Sapiens homo dominabitur astris. This famous tag is continually quoted. Cf. Tomkis' Albumazar (acted at Cambridge, March, 1615), I, 7, where Albumazar says:
In Book III, Epigram 186, of John Owen's first published volume, we get:

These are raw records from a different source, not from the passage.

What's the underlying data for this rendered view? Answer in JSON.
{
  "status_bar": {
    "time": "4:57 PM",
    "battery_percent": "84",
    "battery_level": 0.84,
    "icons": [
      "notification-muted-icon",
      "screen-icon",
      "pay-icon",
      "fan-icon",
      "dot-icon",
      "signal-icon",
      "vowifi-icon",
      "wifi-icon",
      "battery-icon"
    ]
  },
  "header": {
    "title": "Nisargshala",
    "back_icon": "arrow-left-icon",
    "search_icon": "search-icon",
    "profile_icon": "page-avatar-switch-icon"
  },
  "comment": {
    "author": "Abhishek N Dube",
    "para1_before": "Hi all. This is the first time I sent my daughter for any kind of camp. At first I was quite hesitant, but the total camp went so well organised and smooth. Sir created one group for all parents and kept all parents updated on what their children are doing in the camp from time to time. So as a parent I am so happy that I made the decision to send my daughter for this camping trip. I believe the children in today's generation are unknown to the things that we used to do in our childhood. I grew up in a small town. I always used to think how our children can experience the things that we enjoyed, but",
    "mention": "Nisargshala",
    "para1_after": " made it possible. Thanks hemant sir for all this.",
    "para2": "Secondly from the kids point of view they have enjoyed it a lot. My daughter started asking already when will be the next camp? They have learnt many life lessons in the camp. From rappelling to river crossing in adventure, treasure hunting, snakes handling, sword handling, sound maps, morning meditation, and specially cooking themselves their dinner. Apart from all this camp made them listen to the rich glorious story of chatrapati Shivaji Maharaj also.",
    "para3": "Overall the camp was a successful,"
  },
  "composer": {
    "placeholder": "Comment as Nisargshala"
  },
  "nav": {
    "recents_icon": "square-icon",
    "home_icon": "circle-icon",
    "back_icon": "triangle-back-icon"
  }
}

Sir Sampson Legend in Congreve's Love for Love, was produced at Lincoln's Inn Fields, 30 April, 1695, II, I, bantering old Foresight, who loudly acclaims the influence of the stars, throws at him: I tell you I am wise; and sapiens dominabitur astrust; there's Latin for you to prove it. According to W. Aldis Wright's note on Bacon's Advancement of Learning, II, xxiii, 12: Mr. Ellis says this sentence is ascribed to Prolemy by Cognatus. The reference is to Cognati's collection of Adages, which together with the Adagia of Erasmus and other famous repertories of saws and proverbs may be found in the voluma Adagia compiled by Joynaeus. Joannes Nevizanus, Sylva Nuptialis, II, 96, notes: Dicit tamen Bal. in c.j. at lite pand. quod sapiens dominabitur astrist. Bal. is Baldus, Baldo degli Ubaldi (b. 1327), the most famous canonist of his day and Professor utriusque iuris at the Universities of Padua, Perugia, and Piacenza, who wrote ample glosses on the Corpus Iuris Ciuilis. Burton, Anatomy of Melancholy, quotes spapiens, etc., and A.R. Shilleto in his notes says that it is also cited by Jeremy Taylor, and that C.G. Eden, his best editor, could not trace the origin of the phrase.